[Dataset rows describing interfaces]
Segment Open

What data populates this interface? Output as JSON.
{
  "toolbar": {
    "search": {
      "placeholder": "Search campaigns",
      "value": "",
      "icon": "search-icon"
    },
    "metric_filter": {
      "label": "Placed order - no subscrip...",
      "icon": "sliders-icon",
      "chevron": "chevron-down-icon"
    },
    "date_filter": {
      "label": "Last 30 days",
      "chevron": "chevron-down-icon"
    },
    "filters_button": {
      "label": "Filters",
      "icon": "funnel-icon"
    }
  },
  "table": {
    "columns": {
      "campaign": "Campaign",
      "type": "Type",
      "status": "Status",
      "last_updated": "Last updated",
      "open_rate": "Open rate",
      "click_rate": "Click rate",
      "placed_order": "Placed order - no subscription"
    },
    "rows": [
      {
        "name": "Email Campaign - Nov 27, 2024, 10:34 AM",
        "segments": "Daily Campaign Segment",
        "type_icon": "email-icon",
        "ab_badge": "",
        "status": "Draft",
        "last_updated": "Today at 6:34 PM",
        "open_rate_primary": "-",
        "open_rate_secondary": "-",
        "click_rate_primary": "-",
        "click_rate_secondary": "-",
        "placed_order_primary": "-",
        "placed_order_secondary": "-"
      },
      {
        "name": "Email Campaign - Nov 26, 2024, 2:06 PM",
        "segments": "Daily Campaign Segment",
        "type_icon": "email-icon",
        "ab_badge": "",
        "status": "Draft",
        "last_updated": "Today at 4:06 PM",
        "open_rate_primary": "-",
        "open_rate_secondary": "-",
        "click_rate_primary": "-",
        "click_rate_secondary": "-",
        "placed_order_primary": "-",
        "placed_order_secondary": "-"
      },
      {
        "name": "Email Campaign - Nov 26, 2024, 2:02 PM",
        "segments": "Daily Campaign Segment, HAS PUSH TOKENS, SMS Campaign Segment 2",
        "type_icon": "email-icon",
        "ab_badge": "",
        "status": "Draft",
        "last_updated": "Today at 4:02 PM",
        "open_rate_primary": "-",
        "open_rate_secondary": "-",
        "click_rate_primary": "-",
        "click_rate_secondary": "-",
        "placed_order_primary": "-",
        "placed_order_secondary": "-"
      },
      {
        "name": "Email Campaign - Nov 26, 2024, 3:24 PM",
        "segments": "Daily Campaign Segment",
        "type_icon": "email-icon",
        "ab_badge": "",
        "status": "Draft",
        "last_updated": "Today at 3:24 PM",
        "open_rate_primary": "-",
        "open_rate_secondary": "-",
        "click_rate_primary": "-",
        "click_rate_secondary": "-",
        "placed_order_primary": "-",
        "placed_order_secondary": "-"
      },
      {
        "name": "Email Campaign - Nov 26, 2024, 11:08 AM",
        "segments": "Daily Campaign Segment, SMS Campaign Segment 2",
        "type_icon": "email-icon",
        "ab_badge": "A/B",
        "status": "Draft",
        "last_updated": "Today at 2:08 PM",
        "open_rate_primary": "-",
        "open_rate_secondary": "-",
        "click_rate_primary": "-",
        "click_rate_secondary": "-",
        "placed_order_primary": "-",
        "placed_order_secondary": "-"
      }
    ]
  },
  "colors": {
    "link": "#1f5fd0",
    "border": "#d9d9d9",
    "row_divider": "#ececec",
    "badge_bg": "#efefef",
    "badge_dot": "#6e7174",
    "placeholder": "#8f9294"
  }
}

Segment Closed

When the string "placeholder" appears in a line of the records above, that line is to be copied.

(OUTPUT FOR THIS EXERCISE):
      "placeholder": "Search campaigns",
    "placeholder": "#8f9294"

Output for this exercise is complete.